WHAT IS REQUIRED → The records below are to be reproduced word for word.

Top of MATERIAL FOR THE TASK

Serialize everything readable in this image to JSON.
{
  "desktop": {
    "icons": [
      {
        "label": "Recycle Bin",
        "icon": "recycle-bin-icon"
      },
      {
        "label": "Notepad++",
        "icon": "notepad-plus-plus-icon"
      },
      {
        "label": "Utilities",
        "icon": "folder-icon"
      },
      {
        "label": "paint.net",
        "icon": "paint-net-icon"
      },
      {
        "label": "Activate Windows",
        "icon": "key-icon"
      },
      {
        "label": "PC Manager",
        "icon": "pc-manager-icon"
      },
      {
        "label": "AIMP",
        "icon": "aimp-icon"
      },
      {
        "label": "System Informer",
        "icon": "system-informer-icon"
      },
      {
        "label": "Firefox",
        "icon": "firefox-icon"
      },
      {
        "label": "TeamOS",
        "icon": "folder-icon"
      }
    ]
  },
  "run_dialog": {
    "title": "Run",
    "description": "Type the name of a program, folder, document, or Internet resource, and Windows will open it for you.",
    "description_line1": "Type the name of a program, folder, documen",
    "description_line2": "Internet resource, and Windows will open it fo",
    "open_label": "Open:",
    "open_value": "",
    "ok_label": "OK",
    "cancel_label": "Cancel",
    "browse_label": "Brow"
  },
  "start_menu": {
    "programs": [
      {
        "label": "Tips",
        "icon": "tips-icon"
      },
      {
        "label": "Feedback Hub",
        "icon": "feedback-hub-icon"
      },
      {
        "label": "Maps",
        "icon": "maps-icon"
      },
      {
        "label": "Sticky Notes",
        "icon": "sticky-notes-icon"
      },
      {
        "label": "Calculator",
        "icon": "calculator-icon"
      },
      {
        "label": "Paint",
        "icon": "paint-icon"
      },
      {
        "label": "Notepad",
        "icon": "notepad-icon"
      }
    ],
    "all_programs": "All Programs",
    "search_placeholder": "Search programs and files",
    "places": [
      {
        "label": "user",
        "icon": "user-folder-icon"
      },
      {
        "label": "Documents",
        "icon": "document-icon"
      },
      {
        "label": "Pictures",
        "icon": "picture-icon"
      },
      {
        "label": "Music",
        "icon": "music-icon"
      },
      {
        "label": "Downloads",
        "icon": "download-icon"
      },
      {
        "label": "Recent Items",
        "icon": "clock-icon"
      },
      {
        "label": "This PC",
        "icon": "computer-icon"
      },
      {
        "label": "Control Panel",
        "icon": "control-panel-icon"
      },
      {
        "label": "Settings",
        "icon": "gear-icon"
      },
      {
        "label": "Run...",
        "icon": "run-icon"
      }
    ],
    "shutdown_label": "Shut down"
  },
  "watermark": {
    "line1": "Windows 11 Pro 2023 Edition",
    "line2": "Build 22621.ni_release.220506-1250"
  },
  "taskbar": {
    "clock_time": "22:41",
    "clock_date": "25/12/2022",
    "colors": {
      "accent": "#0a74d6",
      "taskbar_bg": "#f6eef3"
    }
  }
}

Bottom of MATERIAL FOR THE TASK

RESPONSE TO THE TASK →
Serialize everything readable in this image to JSON.
{
  "desktop": {
    "icons": [
      {
        "label": "Recycle Bin",
        "icon": "recycle-bin-icon"
      },
      {
        "label": "Notepad++",
        "icon": "notepad-plus-plus-icon"
      },
      {
        "label": "Utilities",
        "icon": "folder-icon"
      },
      {
        "label": "paint.net",
        "icon": "paint-net-icon"
      },
      {
        "label": "Activate Windows",
        "icon": "key-icon"
      },
      {
        "label": "PC Manager",
        "icon": "pc-manager-icon"
      },
      {
        "label": "AIMP",
        "icon": "aimp-icon"
      },
      {
        "label": "System Informer",
        "icon": "system-informer-icon"
      },
      {
        "label": "Firefox",
        "icon": "firefox-icon"
      },
      {
        "label": "TeamOS",
        "icon": "folder-icon"
      }
    ]
  },
  "run_dialog": {
    "title": "Run",
    "description": "Type the name of a program, folder, document, or Internet resource, and Windows will open it for you.",
    "description_line1": "Type the name of a program, folder, documen",
    "description_line2": "Internet resource, and Windows will open it fo",
    "open_label": "Open:",
    "open_value": "",
    "ok_label": "OK",
    "cancel_label": "Cancel",
    "browse_label": "Brow"
  },
  "start_menu": {
    "programs": [
      {
        "label": "Tips",
        "icon": "tips-icon"
      },
      {
        "label": "Feedback Hub",
        "icon": "feedback-hub-icon"
      },
      {
        "label": "Maps",
        "icon": "maps-icon"
      },
      {
        "label": "Sticky Notes",
        "icon": "sticky-notes-icon"
      },
      {
        "label": "Calculator",
        "icon": "calculator-icon"
      },
      {
        "label": "Paint",
        "icon": "paint-icon"
      },
      {
        "label": "Notepad",
        "icon": "notepad-icon"
      }
    ],
    "all_programs": "All Programs",
    "search_placeholder": "Search programs and files",
    "places": [
      {
        "label": "user",
        "icon": "user-folder-icon"
      },
      {
        "label": "Documents",
        "icon": "document-icon"
      },
      {
        "label": "Pictures",
        "icon": "picture-icon"
      },
      {
        "label": "Music",
        "icon": "music-icon"
      },
      {
        "label": "Downloads",
        "icon": "download-icon"
      },
      {
        "label": "Recent Items",
        "icon": "clock-icon"
      },
      {
        "label": "This PC",
        "icon": "computer-icon"
      },
      {
        "label": "Control Panel",
        "icon": "control-panel-icon"
      },
      {
        "label": "Settings",
        "icon": "gear-icon"
      },
      {
        "label": "Run...",
        "icon": "run-icon"
      }
    ],
    "shutdown_label": "Shut down"
  },
  "watermark": {
    "line1": "Windows 11 Pro 2023 Edition",
    "line2": "Build 22621.ni_release.220506-1250"
  },
  "taskbar": {
    "clock_time": "22:41",
    "clock_date": "25/12/2022",
    "colors": {
      "accent": "#0a74d6",
      "taskbar_bg": "#f6eef3"
    }
  }
}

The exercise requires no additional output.